* **EXERCISE**: Print the data that follows exactly.
Segment Start: MATERIAL PROVIDED
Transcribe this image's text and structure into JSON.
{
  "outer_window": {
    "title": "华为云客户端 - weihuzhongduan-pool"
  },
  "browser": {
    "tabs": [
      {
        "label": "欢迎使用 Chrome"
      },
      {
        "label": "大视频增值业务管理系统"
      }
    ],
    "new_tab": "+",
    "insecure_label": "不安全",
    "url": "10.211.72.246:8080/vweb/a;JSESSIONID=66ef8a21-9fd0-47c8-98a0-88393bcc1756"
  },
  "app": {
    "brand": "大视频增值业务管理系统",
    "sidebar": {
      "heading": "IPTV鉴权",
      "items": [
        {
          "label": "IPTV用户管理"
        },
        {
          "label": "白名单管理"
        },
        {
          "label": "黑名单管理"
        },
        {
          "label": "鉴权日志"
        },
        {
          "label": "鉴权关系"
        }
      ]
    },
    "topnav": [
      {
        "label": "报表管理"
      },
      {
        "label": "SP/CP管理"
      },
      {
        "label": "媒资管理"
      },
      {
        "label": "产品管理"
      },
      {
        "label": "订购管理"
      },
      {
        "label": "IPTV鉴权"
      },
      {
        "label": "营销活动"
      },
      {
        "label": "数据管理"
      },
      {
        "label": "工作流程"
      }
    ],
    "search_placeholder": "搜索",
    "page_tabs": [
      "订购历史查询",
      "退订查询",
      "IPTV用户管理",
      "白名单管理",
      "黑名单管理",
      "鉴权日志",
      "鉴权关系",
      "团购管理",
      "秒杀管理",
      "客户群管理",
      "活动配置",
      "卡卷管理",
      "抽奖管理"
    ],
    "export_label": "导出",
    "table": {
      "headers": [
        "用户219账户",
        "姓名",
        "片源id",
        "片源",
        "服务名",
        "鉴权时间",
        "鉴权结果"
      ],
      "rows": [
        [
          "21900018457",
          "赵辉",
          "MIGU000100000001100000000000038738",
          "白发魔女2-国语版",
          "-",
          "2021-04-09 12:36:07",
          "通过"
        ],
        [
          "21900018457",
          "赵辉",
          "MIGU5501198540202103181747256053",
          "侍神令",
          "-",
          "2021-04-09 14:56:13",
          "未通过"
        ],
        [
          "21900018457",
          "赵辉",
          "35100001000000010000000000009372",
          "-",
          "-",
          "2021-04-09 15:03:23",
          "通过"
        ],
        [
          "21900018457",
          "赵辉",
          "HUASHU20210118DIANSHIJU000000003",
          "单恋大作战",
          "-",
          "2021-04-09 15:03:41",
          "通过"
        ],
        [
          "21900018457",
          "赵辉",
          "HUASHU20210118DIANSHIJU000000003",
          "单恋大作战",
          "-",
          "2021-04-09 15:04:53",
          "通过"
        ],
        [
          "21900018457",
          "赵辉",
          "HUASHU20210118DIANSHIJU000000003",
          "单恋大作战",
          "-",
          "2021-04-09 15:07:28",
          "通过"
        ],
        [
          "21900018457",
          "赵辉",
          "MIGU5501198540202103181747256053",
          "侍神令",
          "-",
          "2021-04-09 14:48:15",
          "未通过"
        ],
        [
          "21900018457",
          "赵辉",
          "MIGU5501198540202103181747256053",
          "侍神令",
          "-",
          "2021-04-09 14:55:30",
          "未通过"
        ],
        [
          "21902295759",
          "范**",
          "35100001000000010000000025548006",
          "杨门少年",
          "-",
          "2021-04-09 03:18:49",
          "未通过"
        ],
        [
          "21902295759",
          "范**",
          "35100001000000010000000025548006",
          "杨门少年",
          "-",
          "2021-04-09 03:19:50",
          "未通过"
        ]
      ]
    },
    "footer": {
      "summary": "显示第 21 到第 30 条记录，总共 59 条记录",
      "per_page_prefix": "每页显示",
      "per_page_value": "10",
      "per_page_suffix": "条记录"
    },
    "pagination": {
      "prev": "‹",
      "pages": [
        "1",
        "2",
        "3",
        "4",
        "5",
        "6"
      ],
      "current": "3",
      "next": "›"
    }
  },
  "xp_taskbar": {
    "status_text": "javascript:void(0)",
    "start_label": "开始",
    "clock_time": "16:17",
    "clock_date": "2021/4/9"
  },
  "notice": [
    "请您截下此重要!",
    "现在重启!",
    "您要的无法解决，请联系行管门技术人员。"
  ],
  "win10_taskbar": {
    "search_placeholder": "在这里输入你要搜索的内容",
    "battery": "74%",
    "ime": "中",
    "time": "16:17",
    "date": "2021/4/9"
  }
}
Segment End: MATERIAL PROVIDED
* **FINAL ANSWER**:
Transcribe this image's text and structure into JSON.
{
  "outer_window": {
    "title": "华为云客户端 - weihuzhongduan-pool"
  },
  "browser": {
    "tabs": [
      {
        "label": "欢迎使用 Chrome"
      },
      {
        "label": "大视频增值业务管理系统"
      }
    ],
    "new_tab": "+",
    "insecure_label": "不安全",
    "url": "10.211.72.246:8080/vweb/a;JSESSIONID=66ef8a21-9fd0-47c8-98a0-88393bcc1756"
  },
  "app": {
    "brand": "大视频增值业务管理系统",
    "sidebar": {
      "heading": "IPTV鉴权",
      "items": [
        {
          "label": "IPTV用户管理"
        },
        {
          "label": "白名单管理"
        },
        {
          "label": "黑名单管理"
        },
        {
          "label": "鉴权日志"
        },
        {
          "label": "鉴权关系"
        }
      ]
    },
    "topnav": [
      {
        "label": "报表管理"
      },
      {
        "label": "SP/CP管理"
      },
      {
        "label": "媒资管理"
      },
      {
        "label": "产品管理"
      },
      {
        "label": "订购管理"
      },
      {
        "label": "IPTV鉴权"
      },
      {
        "label": "营销活动"
      },
      {
        "label": "数据管理"
      },
      {
        "label": "工作流程"
      }
    ],
    "search_placeholder": "搜索",
    "page_tabs": [
      "订购历史查询",
      "退订查询",
      "IPTV用户管理",
      "白名单管理",
      "黑名单管理",
      "鉴权日志",
      "鉴权关系",
      "团购管理",
      "秒杀管理",
      "客户群管理",
      "活动配置",
      "卡卷管理",
      "抽奖管理"
    ],
    "export_label": "导出",
    "table": {
      "headers": [
        "用户219账户",
        "姓名",
        "片源id",
        "片源",
        "服务名",
        "鉴权时间",
        "鉴权结果"
      ],
      "rows": [
        [
          "21900018457",
          "赵辉",
          "MIGU000100000001100000000000038738",
          "白发魔女2-国语版",
          "-",
          "2021-04-09 12:36:07",
          "通过"
        ],
        [
          "21900018457",
          "赵辉",
          "MIGU5501198540202103181747256053",
          "侍神令",
          "-",
          "2021-04-09 14:56:13",
          "未通过"
        ],
        [
          "21900018457",
          "赵辉",
          "35100001000000010000000000009372",
          "-",
          "-",
          "2021-04-09 15:03:23",
          "通过"
        ],
        [
          "21900018457",
          "赵辉",
          "HUASHU20210118DIANSHIJU000000003",
          "单恋大作战",
          "-",
          "2021-04-09 15:03:41",
          "通过"
        ],
        [
          "21900018457",
          "赵辉",
          "HUASHU20210118DIANSHIJU000000003",
          "单恋大作战",
          "-",
          "2021-04-09 15:04:53",
          "通过"
        ],
        [
          "21900018457",
          "赵辉",
          "HUASHU20210118DIANSHIJU000000003",
          "单恋大作战",
          "-",
          "2021-04-09 15:07:28",
          "通过"
        ],
        [
          "21900018457",
          "赵辉",
          "MIGU5501198540202103181747256053",
          "侍神令",
          "-",
          "2021-04-09 14:48:15",
          "未通过"
        ],
        [
          "21900018457",
          "赵辉",
          "MIGU5501198540202103181747256053",
          "侍神令",
          "-",
          "2021-04-09 14:55:30",
          "未通过"
        ],
        [
          "21902295759",
          "范**",
          "35100001000000010000000025548006",
          "杨门少年",
          "-",
          "2021-04-09 03:18:49",
          "未通过"
        ],
        [
          "21902295759",
          "范**",
          "35100001000000010000000025548006",
          "杨门少年",
          "-",
          "2021-04-09 03:19:50",
          "未通过"
        ]
      ]
    },
    "footer": {
      "summary": "显示第 21 到第 30 条记录，总共 59 条记录",
      "per_page_prefix": "每页显示",
      "per_page_value": "10",
      "per_page_suffix": "条记录"
    },
    "pagination": {
      "prev": "‹",
      "pages": [
        "1",
        "2",
        "3",
        "4",
        "5",
        "6"
      ],
      "current": "3",
      "next": "›"
    }
  },
  "xp_taskbar": {
    "status_text": "javascript:void(0)",
    "start_label": "开始",
    "clock_time": "16:17",
    "clock_date": "2021/4/9"
  },
  "notice": [
    "请您截下此重要!",
    "现在重启!",
    "您要的无法解决，请联系行管门技术人员。"
  ],
  "win10_taskbar": {
    "search_placeholder": "在这里输入你要搜索的内容",
    "battery": "74%",
    "ime": "中",
    "time": "16:17",
    "date": "2021/4/9"
  }
}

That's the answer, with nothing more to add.